3D TV Without Glasses - Revealing How No Glasses 3D TV Works.....

Everyone recognises that the need to wear 3D glasses is one of the major barriers to the mass acceptance of 3D TV as an entertainment medium. 3D glasses are expensive, uncomfortable for some, and the need to wear them means you'll need multiple pairs if watching with friends or family. In this article we'll look at developments in technology that will allow you to experience 3D TV without glasses.

The breakthrough technologies that solve this problem of no glasses 3D TV are known as parallax barrier or lenticular lens technology. These methods of delivering 3D TV without glasses are also known as autostereoscopy, and the 3D TVs that deliver them are built using what's termed as 'autostereoscopic screens'. LG's blog post 'A 3D Future Without Glasses' explores the two technologies in more detail.

Autostereoscopy - Wikipedia, the free encyclopedia

Autostereoscopy is any method of displaying stereoscopic images (adding perception of 3D depth) without the use of special headgear or glasses on the part of the viewer.
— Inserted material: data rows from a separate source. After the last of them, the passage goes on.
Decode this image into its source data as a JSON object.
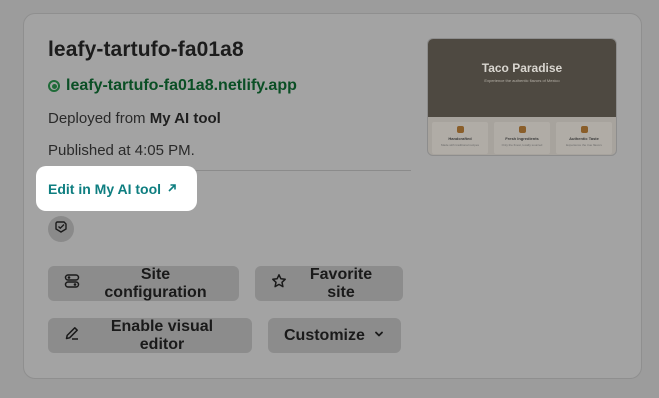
{
  "site": {
    "name": "leafy-tartufo-fa01a8",
    "url": "leafy-tartufo-fa01a8.netlify.app",
    "deployed_prefix": "Deployed from",
    "deployed_source": "My AI tool",
    "published": "Published at 4:05 PM.",
    "edit_link": "Edit in My AI tool",
    "status_color": "#1f6b38"
  },
  "preview": {
    "title": "Taco Paradise",
    "subtitle": "Experience the authentic flavors of Mexico",
    "cards": [
      {
        "label": "Handcrafted",
        "text": "Made with traditional recipes"
      },
      {
        "label": "Fresh Ingredients",
        "text": "Only the finest, locally sourced"
      },
      {
        "label": "Authentic Taste",
        "text": "Experience the true flavors"
      }
    ]
  },
  "actions": {
    "site_configuration": "Site configuration",
    "favorite_site": "Favorite site",
    "enable_visual_editor": "Enable visual editor",
    "customize": "Customize"
  },
  "icons": {
    "status": "status-dot-icon",
    "external": "external-arrow-icon",
    "badge": "verified-badge-icon",
    "config": "toggle-settings-icon",
    "favorite": "star-icon",
    "edit": "pencil-icon",
    "dropdown": "chevron-down-icon"
  },
  "colors": {
    "link_teal": "#0e7e80",
    "url_green": "#0b4f25",
    "overlay_gray": "#9c9c9c"
  }
}
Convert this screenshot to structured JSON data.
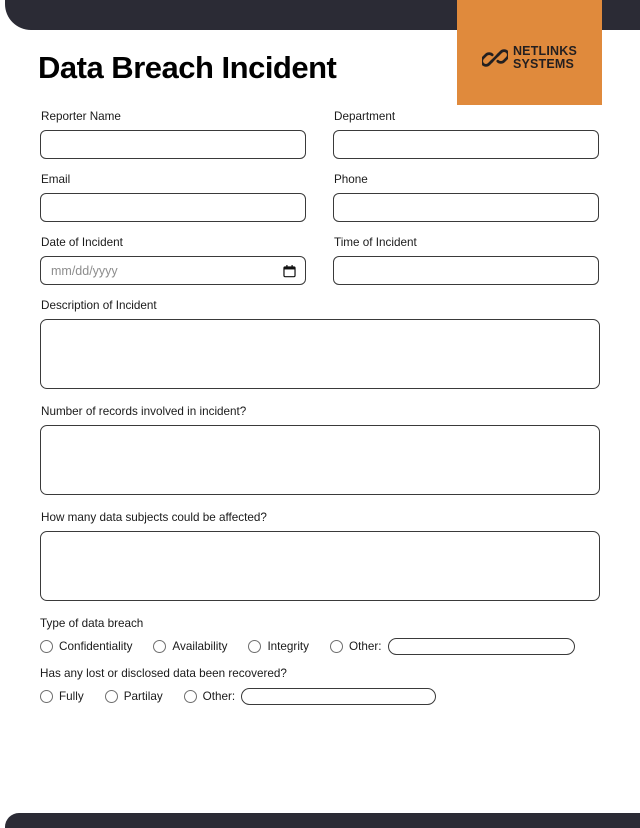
{
  "brand": {
    "accent_color": "#e08a3c",
    "dark_color": "#2b2b35",
    "logo_line1": "NETLINKS",
    "logo_line2": "SYSTEMS",
    "logo_icon": "chain-link-icon"
  },
  "header": {
    "title": "Data Breach Incident"
  },
  "form": {
    "fields": {
      "reporter_name": {
        "label": "Reporter Name",
        "value": "",
        "placeholder": ""
      },
      "department": {
        "label": "Department",
        "value": "",
        "placeholder": ""
      },
      "email": {
        "label": "Email",
        "value": "",
        "placeholder": ""
      },
      "phone": {
        "label": "Phone",
        "value": "",
        "placeholder": ""
      },
      "date_of_incident": {
        "label": "Date of Incident",
        "value": "",
        "placeholder": "mm/dd/yyyy",
        "icon": "calendar-icon"
      },
      "time_of_incident": {
        "label": "Time of Incident",
        "value": "",
        "placeholder": ""
      },
      "description": {
        "label": "Description of Incident",
        "value": "",
        "placeholder": ""
      },
      "records_count": {
        "label": "Number of records involved in incident?",
        "value": "",
        "placeholder": ""
      },
      "data_subjects": {
        "label": "How many data subjects could be affected?",
        "value": "",
        "placeholder": ""
      }
    },
    "breach_type": {
      "label": "Type of data breach",
      "options": [
        {
          "label": "Confidentiality",
          "selected": false
        },
        {
          "label": "Availability",
          "selected": false
        },
        {
          "label": "Integrity",
          "selected": false
        }
      ],
      "other_label": "Other:",
      "other_value": "",
      "other_placeholder": ""
    },
    "recovered": {
      "label": "Has any lost or disclosed data been recovered?",
      "options": [
        {
          "label": "Fully",
          "selected": false
        },
        {
          "label": "Partilay",
          "selected": false
        }
      ],
      "other_label": "Other:",
      "other_value": "",
      "other_placeholder": ""
    }
  }
}
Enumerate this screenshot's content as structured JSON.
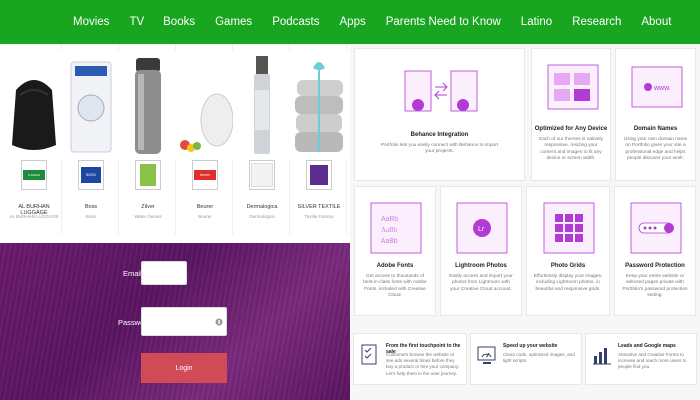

Because headgear is not required, it is also called "glasses-free 3D" or "glasses-less 3D". The technology also includes two broad approaches used in some of them to accommodate motion parallax and wider viewing angles: those that use eye-tracking, and those that display multiple views so that the display does not need to sense where the viewers' eyes are located.[1] Examples of autostereoscopic displays include parallax barrier, lenticular, volumetric, electro-holographic, and light field displays.

Comparison of parallax-barrier and lenticular autostereoscopic displays. Note: The figure is not to scale.

A disadvantage of the parallax barrier is that because each eye is allowed to see only half the pixels, light travelling in the “wrong” direction – i.e. from an L stripe to the right eye or from the R stripe to the left eye – is absorbed by the barrier. This cuts the intensity from the display by about half and reduces the resolution. In practical terms, this means that when the display is being used in conventional 2D mode, the parallax barrier should be removed. In most 3D displays, such as Sharp’s 3D mobile phone, this is achieved by making the barrier from a liquid-crystal layer that can be turned on or off electrically.

Glasses-Free 3D: Sooner Than You Think? | PCWorld

In addition to the limited viewing range and angle problems mentioned above, the unfortunate fact is that the actual depth of the 3D effect in these autostereoscopic TVs is, frankly, disappointing. It's far too subtle to be exciting, and I often found myself looking for the 3D effect in an image or a clip when I should have been blown away.

In Video: Toshiba's 65-inch Glasses-Free 3D TV In Action

A Complete Review To 3D TV Without Glasses


At the moment, it is fair to say that 3D TV without glasses is very much at a developmental stage, and the small sets on offer are not going to be threatening the domination of 3D glasses in the very near future.
The speculation actually coming from within the technology players that produce TVs hasn’t been entirely positive either, with Samsung suggesting it may be as much as 10 years until they can release TV sets with the ability to provide 3D images without having to use 3D glasses, and Sony has also confirmed that the release of sets with this capability is years rather than months away.
Whilst the Toshiba Regza TVs that have been released in Japan are aimed at ‘early-adopters’, and are fairly successful in producing the results required, they aren’t going to be realistic commercial options for some time to come.